Linguists set to play a key role in 2012 Olympics
Athletes and spectators from more than 220 countries will attend the Olympic and Paralympic Games to be held in London in 2012. The city’s population has considerable linguistic talent which, in conjunction with its reputation as a global city with a strong international outreach, drove the success of its Olympic bid. This is reflected in a remark made by the Chair of the London 2012 Committee, Sebastian Coe: “London is the most cosmopolitan city in the world, constantly renewing itself, and is now home to 200 ethnic communities who speak a total of 300 languages. We want to involve all of these people and communities in delivering our Games.”

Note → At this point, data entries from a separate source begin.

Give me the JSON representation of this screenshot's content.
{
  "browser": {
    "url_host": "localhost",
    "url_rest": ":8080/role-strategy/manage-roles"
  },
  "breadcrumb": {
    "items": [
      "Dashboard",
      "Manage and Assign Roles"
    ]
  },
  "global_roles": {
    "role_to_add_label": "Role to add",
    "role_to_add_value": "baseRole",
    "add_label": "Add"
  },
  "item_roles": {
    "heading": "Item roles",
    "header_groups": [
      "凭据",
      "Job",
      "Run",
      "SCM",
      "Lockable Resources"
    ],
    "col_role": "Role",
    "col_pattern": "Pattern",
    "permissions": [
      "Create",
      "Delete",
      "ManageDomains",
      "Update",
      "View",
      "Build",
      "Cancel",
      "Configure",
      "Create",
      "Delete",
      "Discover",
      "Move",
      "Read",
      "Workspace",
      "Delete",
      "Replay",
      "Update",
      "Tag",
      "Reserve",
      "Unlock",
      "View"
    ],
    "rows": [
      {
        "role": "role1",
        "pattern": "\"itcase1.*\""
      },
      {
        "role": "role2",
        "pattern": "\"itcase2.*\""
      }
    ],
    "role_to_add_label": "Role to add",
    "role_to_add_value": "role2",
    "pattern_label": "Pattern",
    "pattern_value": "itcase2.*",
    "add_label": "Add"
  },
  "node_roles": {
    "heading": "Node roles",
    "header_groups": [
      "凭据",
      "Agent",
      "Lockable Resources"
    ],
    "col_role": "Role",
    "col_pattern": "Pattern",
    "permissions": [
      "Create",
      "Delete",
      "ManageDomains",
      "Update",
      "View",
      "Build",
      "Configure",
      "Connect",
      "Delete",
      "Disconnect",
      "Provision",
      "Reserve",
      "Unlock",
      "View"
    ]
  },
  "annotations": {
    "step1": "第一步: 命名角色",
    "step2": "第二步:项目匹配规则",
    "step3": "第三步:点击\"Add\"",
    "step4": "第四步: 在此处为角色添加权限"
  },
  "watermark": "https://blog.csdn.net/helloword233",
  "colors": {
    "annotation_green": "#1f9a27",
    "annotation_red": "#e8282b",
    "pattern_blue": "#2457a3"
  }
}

London and the U.K. will be the focus of fierce international attention during the Games, which will give linguists a unique opportunity to promote the value of language and cultural skills. It will also allow professional language service providers to emphasise the importance of their profession. Communities and employers alike are aware of the value of the linguistic skills available in the population. In a recent survey, 94% of London businesses acknowledged that language skills are “very important to the London economy.”
So, how can linguists play a role in the Olympics? Ahead of the Games, a range of official documentation will need to be revised and translated, including updating existing sports’ glossaries and preparing new lexicons, rule books and official guides. Highly-qualified translators and interpreters will be required to communicate with the International Olympic Committee, athletes, organizing committees and press representatives. At the Games, that expertise will be called upon during press conferences, live updates and ceremonies and for official accreditation, medical facilities, drug testing, security, transportation, procedures and disputes.
Another key issue is which languages to prioritize with regard to the delivery of services. The Olympic Movement has designated French and English as its two official languages. The Olympic Charter defines these as “working languages” along with Arabic, German, Russian, and Spanish. Recently, Olympic Games’ committees have exceeded the minimum requirement of two official languages, broadening the range to include those of the host country (for example, English, French, and Greek for the 2004 Athens Games). Other “working languages” have also been supported in order to provide assistance on an individual basis and to meet the requirements of both the press and visitors. The following examples of language initiatives at previous Games indicate the range of opportunities available for language professionals.
• At the 1992 Barcelona Games, fifteen other languages were used in addition to the four official ones (Catalan, Spanish, English, and French).
• At the 1996 Atlanta Games, 32 editions of the Olympic Village newspaper were translated into French.
• At the 2000 Sydney Games, the multilingual switchboard operated in over 50 languages and over 1,400 volunteer interpreters worked inside the venues.
Linguists will also play a key role in ensuring that hundreds of thousands of spectators are able to find their way to the venues. A new high-speed rail link to the main Games venues is currently being constructed, transforming London’s transport infrastructure. Many of the countless people visiting the Olympics for the first time will only have a basic knowledge of English. This presents opportunities for linguists to create signs, maps and other audio-visual tools to convey site locations and directions to travellers and to deliver these in a user-friendly way.